Cornell University, USA, and IZA, Germany
IZA World of Labor role
T. H. Lee Professor of World Affairs, International Professor of Applied Economics and Management, Professor of Economics, Cornell University, USA
Public economics, income distribution, inequality, poverty, development economics, labor markets, informality, and urbanization
Positions/functions as a policy advisor
Chief Economist for Africa at the World Bank; Member of the OECD High Level Expert Group on the Measurement of Economic Progress; President of the Human Development and Capabilities Association.
Professor of Economics, University of Warwick, UK.
PhD Economics, University of Oxford, 1981
Climate Justice: Integrating Economics and Philosophy. Oxford: Oxford University Press, 2019 (co-editor with H. Shue).
Immiserizing Growth: When Growth Fails the Poor. Oxford: Oxford University Press, 2019 (co-editor with R. Sandbrook and P. Shaffer).
Symposium on Secondary Towns and Poverty Reduction. World Development (Special Issue), 2018 (co-editor with L. Christiaensen).
“Enforcement matters; The effective regulation of labor.” International Labour Review 157:3 (2018): 331–356 (with L. Ronconi).
“Inequality indices as tests of fairness.” Economic Journal (Forthcoming, 2019) (with A. Snell).

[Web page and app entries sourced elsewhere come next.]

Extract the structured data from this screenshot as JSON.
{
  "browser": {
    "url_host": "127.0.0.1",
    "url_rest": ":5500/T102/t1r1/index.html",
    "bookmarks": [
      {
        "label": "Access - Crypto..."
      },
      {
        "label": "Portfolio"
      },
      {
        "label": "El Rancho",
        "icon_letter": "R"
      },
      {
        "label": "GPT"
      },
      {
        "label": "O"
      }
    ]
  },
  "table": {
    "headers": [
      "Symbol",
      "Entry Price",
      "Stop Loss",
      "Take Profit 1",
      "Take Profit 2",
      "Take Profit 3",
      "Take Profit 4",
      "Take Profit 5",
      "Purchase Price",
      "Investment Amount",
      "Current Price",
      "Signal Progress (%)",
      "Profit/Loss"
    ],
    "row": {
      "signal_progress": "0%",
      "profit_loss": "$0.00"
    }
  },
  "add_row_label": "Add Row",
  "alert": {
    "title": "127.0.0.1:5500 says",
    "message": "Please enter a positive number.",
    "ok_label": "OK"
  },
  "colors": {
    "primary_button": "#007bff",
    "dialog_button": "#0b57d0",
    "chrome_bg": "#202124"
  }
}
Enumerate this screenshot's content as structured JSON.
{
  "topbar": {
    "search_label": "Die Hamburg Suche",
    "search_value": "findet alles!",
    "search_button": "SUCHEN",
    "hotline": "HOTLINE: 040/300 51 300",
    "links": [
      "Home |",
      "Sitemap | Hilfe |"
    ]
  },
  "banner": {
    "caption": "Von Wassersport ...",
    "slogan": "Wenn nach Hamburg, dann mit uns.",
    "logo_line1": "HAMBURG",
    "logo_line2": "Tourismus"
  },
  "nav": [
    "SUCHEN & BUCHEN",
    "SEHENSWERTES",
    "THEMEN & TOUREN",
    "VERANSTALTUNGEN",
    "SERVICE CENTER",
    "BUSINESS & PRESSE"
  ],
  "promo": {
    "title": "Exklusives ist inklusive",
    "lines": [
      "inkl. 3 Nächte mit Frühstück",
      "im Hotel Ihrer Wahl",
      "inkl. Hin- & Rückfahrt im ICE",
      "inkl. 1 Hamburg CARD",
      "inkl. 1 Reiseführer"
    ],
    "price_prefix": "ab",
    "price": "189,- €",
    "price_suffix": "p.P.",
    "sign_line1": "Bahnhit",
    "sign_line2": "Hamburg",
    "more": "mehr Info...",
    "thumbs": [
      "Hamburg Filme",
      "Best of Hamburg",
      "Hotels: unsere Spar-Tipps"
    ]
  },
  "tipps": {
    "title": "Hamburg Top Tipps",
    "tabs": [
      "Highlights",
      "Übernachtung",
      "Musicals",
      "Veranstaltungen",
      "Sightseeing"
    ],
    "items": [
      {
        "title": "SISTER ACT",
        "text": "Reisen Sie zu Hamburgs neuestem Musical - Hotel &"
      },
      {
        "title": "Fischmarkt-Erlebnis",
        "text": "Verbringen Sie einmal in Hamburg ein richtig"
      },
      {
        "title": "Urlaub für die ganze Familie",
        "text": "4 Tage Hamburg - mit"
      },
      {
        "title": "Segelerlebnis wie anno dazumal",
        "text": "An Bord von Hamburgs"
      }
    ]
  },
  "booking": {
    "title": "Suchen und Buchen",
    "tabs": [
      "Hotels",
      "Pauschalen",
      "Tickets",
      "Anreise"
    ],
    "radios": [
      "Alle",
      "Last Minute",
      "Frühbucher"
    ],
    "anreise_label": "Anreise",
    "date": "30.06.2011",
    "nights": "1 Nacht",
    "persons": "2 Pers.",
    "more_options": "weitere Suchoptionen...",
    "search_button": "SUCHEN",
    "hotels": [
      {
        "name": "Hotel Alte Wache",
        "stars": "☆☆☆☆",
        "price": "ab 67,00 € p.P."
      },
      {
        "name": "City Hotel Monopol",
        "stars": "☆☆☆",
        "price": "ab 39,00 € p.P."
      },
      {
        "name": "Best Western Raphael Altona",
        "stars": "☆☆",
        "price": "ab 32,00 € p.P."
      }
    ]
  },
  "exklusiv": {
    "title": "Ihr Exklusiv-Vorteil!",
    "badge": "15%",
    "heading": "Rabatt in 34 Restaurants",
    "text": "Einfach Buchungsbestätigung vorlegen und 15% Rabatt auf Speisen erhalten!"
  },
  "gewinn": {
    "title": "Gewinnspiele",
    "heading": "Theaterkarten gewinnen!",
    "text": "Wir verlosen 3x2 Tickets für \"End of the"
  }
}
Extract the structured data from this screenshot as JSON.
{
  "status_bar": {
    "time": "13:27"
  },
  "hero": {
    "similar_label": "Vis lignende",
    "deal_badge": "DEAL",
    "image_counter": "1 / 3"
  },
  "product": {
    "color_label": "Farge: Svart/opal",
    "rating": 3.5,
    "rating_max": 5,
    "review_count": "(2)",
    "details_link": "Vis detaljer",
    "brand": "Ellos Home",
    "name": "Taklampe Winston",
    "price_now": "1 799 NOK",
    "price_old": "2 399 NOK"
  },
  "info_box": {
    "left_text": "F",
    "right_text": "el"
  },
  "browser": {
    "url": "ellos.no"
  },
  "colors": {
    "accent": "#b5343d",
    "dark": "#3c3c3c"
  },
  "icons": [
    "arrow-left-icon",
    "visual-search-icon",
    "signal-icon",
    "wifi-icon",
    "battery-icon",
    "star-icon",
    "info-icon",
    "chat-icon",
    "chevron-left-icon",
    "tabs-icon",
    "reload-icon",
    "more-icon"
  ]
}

Non-compliance with labor legislation is widespread and this has critical implications for understanding labor markets in developing countriesCompliance with minimum wage laws and non-wage conditions of employment often depends on labor market specific factors. In developing countries, many workers still earn less than the legal minimum and lack access to mandated non-wage benefits. Enforcement has not kept up with regulation growth and compliance has not been measured from a multidimensional perspective. Such an approach would help to understand the impact of institutional variables and country-specific approaches on the level of labor law violation. The difference between de facto and de jure regulation remains particularly pertinent in countries where compliance is low.MoreLess